Stroke Certifications Provide a Better Patient Experience
Prevention & Treatment This certification can help nurses stay up to date on the nuances of strokes and provide top-of-the-line patient care.
Approximately 800,000 people suffer from strokes each year, and, with the brain being so complex, no two strokes are the same. Even if two people experience a stroke in the same area of the brain, their recovery processes can be completely different.
When it comes to seeking care, a nurse who receives the Stroke Certified Registered Nurse (SCRN) credential can be a reliable lifeline. American Board of Neuroscience Nursing board member Shannon Stone equates the SCRN credential to "that cherry on top of a sundae."
Certified knowledge is power
Research shows that certified nursing leads to better patient outcomes, and the nurses who are certified are extensively tested on different types of strokes and treatments.
“By being certified, we’re committing to our patients the extra knowledge we’ve earned and taken the time to learn so that we can provide that best practice for them.”
Stone says, “By being certified, we’re committing to our patients the extra knowledge we’ve earned and taken the time to learn so that we can provide that best practice for them.”
Patients always have a choice of where they can go for medical assistance, but a certification is a way that staff can “offer the best patient care. That’s what we’re doing to give more back to our patients.”
Peace of mind for patients
While there are plenty of capable medical professionals who are not SCRN credentialed, the certification provides extra peace of mind for the patients and the assurance that the nurse has superior knowledge on the subject.
Stone urges patients to ask their nurses why they are or aren’t SCRN credentialed. Many centers will also showcase certifications to reassure patients and family members.
“By providing better care, we restore health, we get patients back into the community, and it’s a healthier community all the way around.”
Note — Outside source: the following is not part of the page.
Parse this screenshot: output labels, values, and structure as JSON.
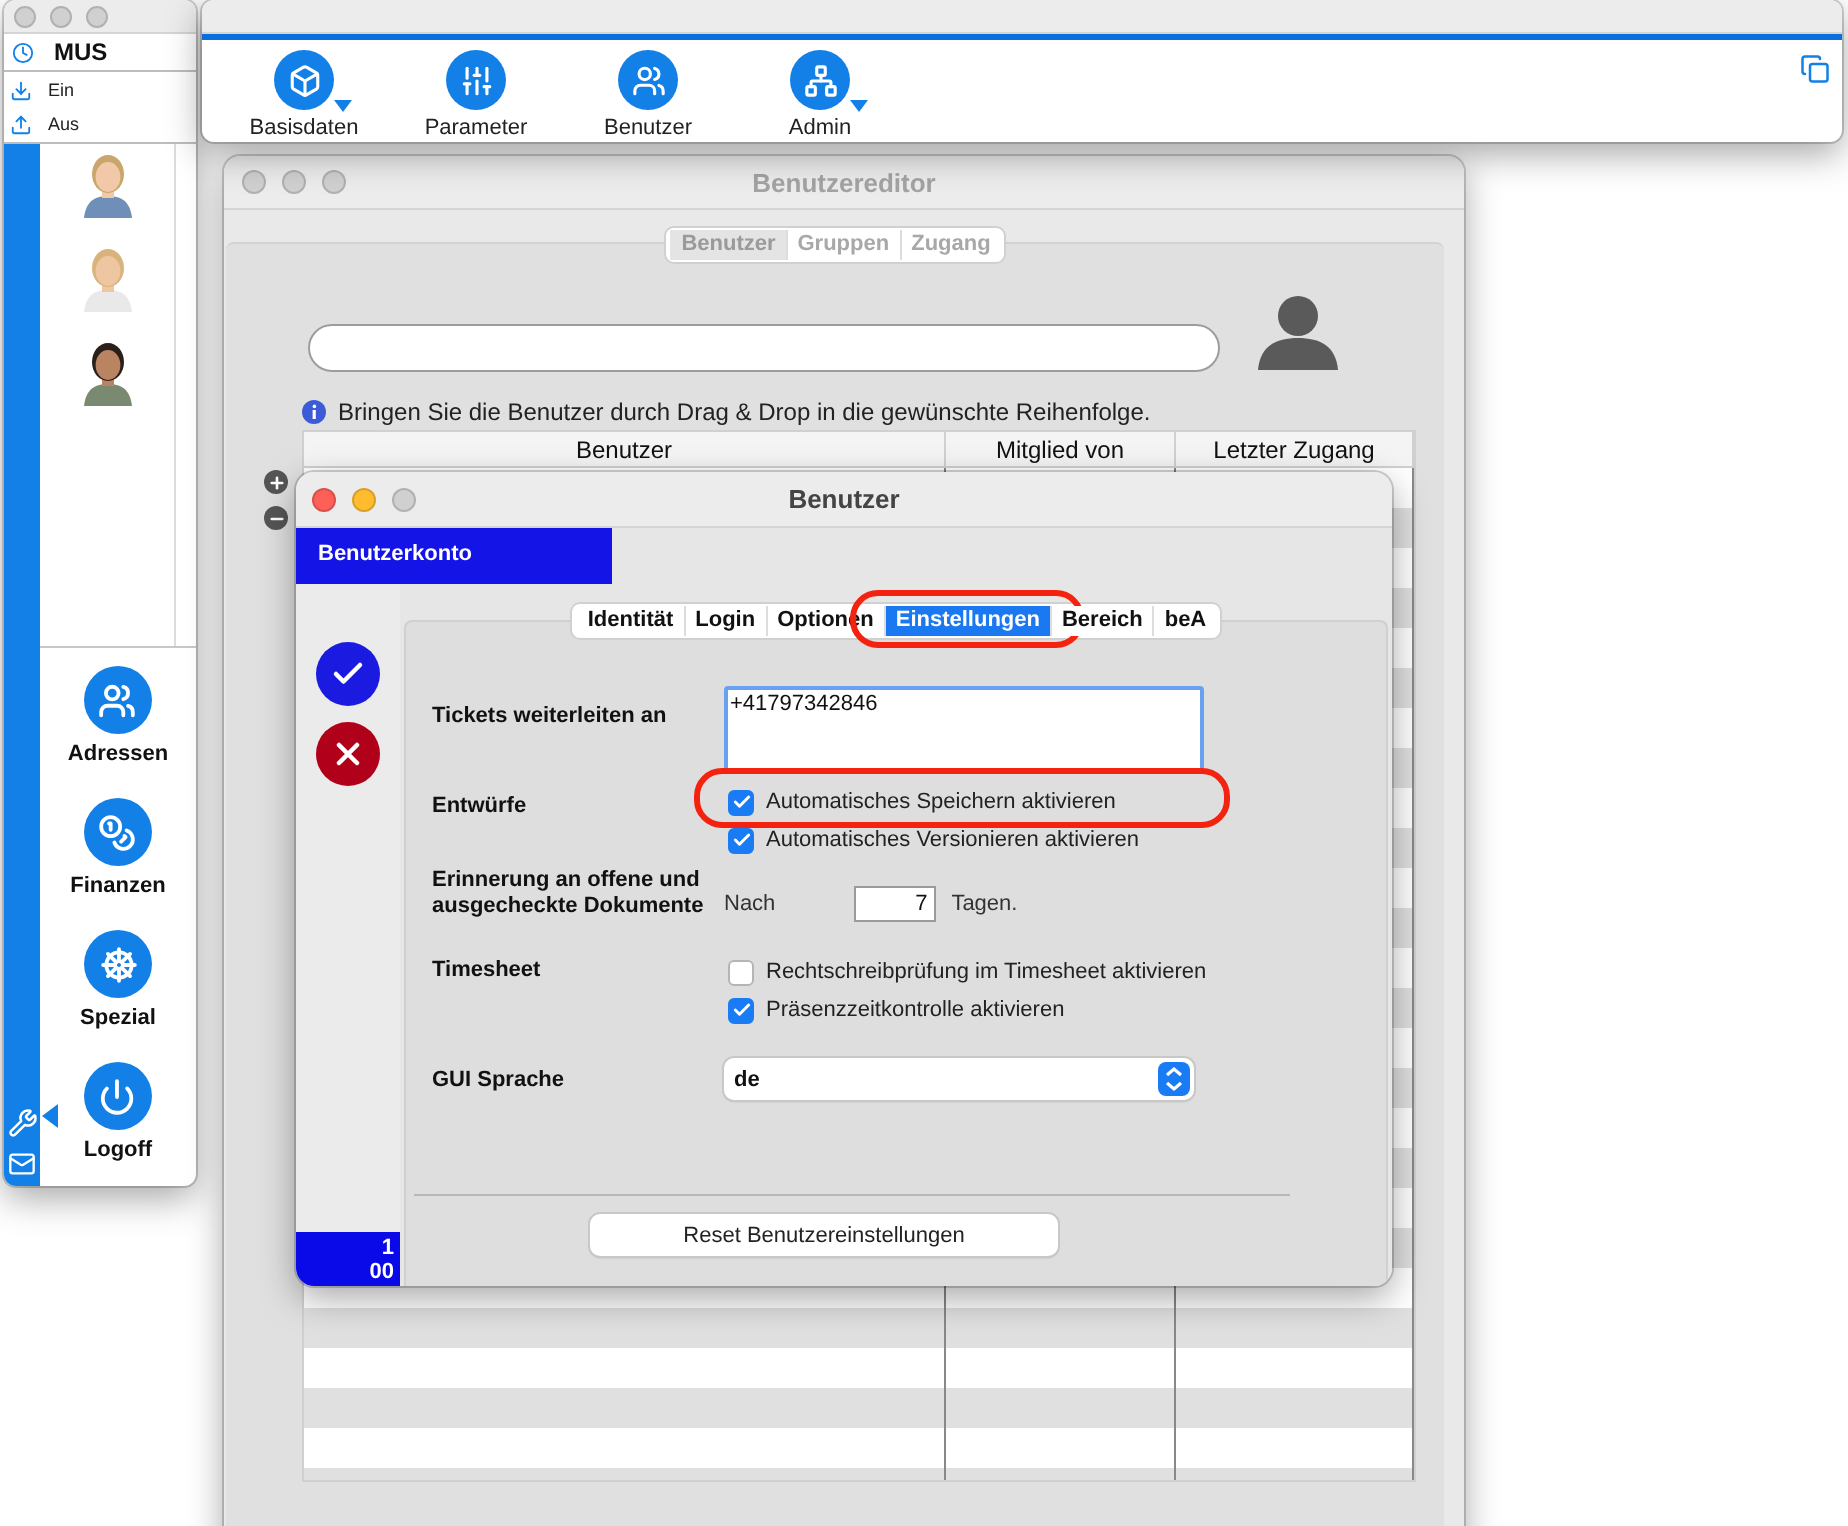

In the end, the nurses and medical teams are on your side and want to ensure that they’re doing everything in their power to get their patients back to a functional point.